Is there a thought that says, “Someone will probably cheat anyway, so I’d rather know about it up front”? Does an open relationship take care of that? “At least I know about it.” I can’t get with that. I don’t want to enter into something with the expectation that I’ll constantly be let down in a way that will end the relationship. I don’t think being open would help me hold onto the relationship because I know about it, either. I’d still feel that part of me that says, “But they were with another person. You’re going to let that slide?”
7. When and how do you establish intimacy with your partner?
You both finally have some down time to continue getting to know each other, but you can’t stay because you made plans to hook up with someone you met online/at a bar/at church/while out running errands/at the gym. Where is the line drawn? How do you get to know your partner better if you’re not fully engaged with each other? I “get” how an open relationship fosters more honest communication, but you also set way more rules in order to get the relationship to function properly. Don’t people act best when given flexibility and liberty within set guidelines? I even read today about a couple in an open long-term relationship with another couple! How’s that work?
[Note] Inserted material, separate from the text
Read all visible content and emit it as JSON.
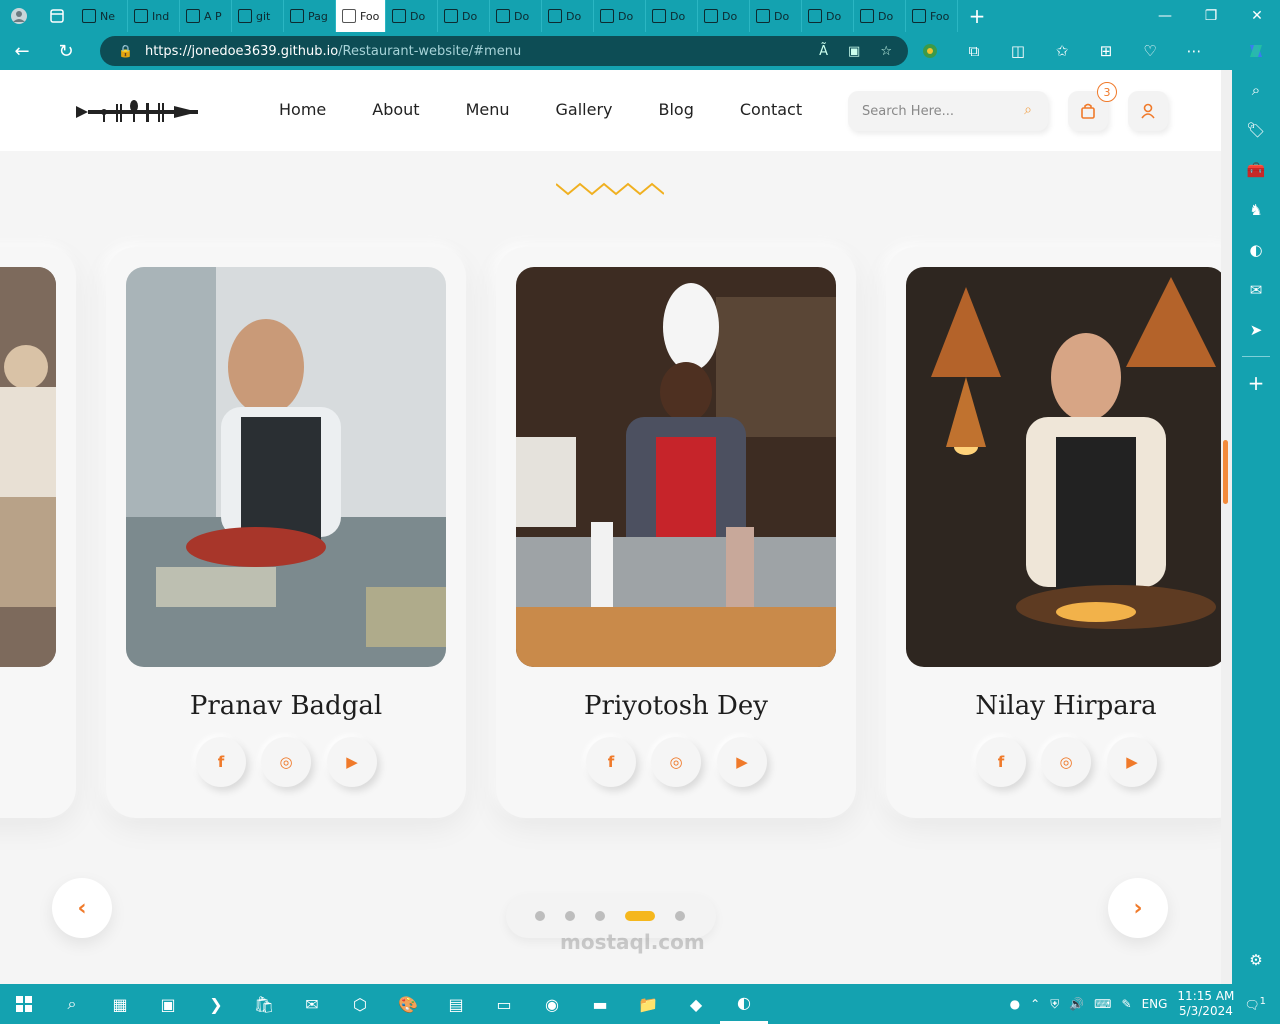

8. Will someone be left out?
In almost every example of what I know about open relationships, there is someone who gets left out. One partner is almost, always, never the open partner, but the other one is the one sleeping with anyone who has complementary genitalia. There seems to be one partner who is reluctant to go along with it (unless both offer openness at the start or ten years later) just because they don’t want to lose the relationship they have. Now, each and every time it’s proven that it’s a relationship they didn’t need to have in the first place, but they don’t know it at the time. They make huge emotional sacrifices as they discover they aren’t enough for their partner and eventually they wind up ending it. If not, then they play outside of the relationship too, but not to the level of the other partner.
9. What about jealousy?
What happens if your partner shags someone hotter than you and you’re insecure about it? What if they won’t shut up about it? What if you’re both having sex with another person and your partner oohs and ahhs more for the other person than you (and yells out affirming things for the other person but only moans out of requirement for you)? That hurts your pride, I’m sure.
10. Are you ever really honest?
Communication is key from what I hear about relationships, but especially in open relationships. What do you do when there is a communication breakdown? What if you lied about your numbers? What if they lied about what and who they did while away? Does fully honest mean you divulge everything? Are you really comfortable doing that? Are you comfortable hearing that?
Yeah, I know Ossie Davis and Ruby Dee had a very long Hollywood marriage that was open. Mo’Nique has given her husband a free pass to cheat. I’m pretty sure Anderson Cooper is in an open relationship. I get that they seem to work, but I don’t know if it’s the openness that works, having the option available that works, or maybe it’s some convoluted way of reaching a new level of trust that works.
All I know is that I always envisioned being a team in a relationship and eventual marriage together – two of us. I did not envision it being two of us along with a bunch of stragglers. I want to build a life together, not a village with communal housing. I always thought fidelity and monogamy were choices just like infidelity and non-monogamy were choices. I understand that you can separate sex from love, but having done that in the past I can guarantee that it leaves me empty and I’m tired of being empty. I mean, if all that’s needed is to get off, you can achieve that by yourself – and in less time. Besides, I don’t want to have sex worried about what you may have done. I want to be “free” in bed.
Finally, I don’t think I’m a regressed human being for favoring monogamy, nor do I think I’m small minded. “I’ve evolved and am an advanced human being for being in my open relationship.” If I read one more comment like that…